In anticipation of the World Cup qualifiers, the backrow combination of Samu Manoa, Scott Lavalla, and Todd Clever has been described as the 'arguably the strongest in the history of the US'.
All of the trio have won elite pro contracts, validating their individual merits relative to the other players Northampton (Manoa), Stade Francais (Lavalla), and NTT Communications (Clever) could hire. This indeed suggests the makings of an excellent loose forward unit.
What other criteria figure in making such a claim?
One is their collective performance for the United States. The opposition's gameplan seeks to exploit weaknesses and tendencies. The combined skills and inter-player dynamics of an outstanding unit make it more than the sum of its parts, neutralizing the opponent's intentions. Such cohesion is normally a product of playing together. The Manoa-Lavalla-Clever trio has started but 1 match.
Another factor is team results. The yardsticks are victory, then consistency. June's 15-12 loss to shadow Ireland is a hopeful beginning. One way to measure the long-term performance of Manoa-Lavalla-Clever is the USA's International Rugby Board ranking, which retreated to 18th place after the Pacific Nations tournament. The only way to move up is to win. Another is the outcome of key contests, such as this month's RWC qualifiers.
A third objective is team leadership.
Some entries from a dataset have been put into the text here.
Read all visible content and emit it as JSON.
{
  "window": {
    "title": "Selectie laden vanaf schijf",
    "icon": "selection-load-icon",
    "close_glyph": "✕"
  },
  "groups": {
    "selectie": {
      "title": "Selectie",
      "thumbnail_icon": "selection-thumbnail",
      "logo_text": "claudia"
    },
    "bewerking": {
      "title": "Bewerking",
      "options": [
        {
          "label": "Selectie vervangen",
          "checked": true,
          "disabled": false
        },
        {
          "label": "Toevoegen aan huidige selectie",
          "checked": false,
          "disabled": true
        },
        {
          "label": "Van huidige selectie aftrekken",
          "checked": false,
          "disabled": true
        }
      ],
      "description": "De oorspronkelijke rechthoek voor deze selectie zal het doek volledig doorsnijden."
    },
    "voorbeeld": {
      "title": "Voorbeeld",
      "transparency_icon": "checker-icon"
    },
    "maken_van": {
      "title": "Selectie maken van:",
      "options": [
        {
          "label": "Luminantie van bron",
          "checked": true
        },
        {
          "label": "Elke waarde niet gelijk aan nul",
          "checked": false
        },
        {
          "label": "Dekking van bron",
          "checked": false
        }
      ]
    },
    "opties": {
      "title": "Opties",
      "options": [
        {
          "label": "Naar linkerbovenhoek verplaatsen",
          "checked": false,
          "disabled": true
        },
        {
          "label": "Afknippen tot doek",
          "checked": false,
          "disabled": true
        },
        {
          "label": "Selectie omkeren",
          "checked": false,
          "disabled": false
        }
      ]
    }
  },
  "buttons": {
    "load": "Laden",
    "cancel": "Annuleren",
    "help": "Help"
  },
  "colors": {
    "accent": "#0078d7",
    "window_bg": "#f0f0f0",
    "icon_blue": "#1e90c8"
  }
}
Now that the trio looks to be in place, will the national XV coalesce around the backrow? The question goes beyond game day. To lead America, overseas players must demonstrate willingness to put aside the interests of their paycheck clubs -- playing professionally is a means to the end -- and also their ability to connect with and help domestic-based teammates. The question is particularly relevant to Manoa, whose past interest in leaving Northampton has been tepid.
In revisiting notable US backrows, it's interesting to note that standout combinations coalesced prior to World Cup years, playing 5-10 matches together before the quadrennial championship. Additionally, there were sometimes 4 or 5 players trading places (due to form, injury, etc.). Here are some others worth considering:
- Lou Stanfill-Todd Clever-Nick Johnson 2009-11
- Kort Schubert-Dave Hodges-Dan Lyle 2001-03
- Dave Hodges-Richard Tardits-Dan Lyle 1999
(with Rob Lumkong and Tasi Mo'unga 1994-99)
- Blaine Warhurst-Gary Lambert-Brian Vizard 1987
(with Whit Everett and Mark Deaton 1984-87)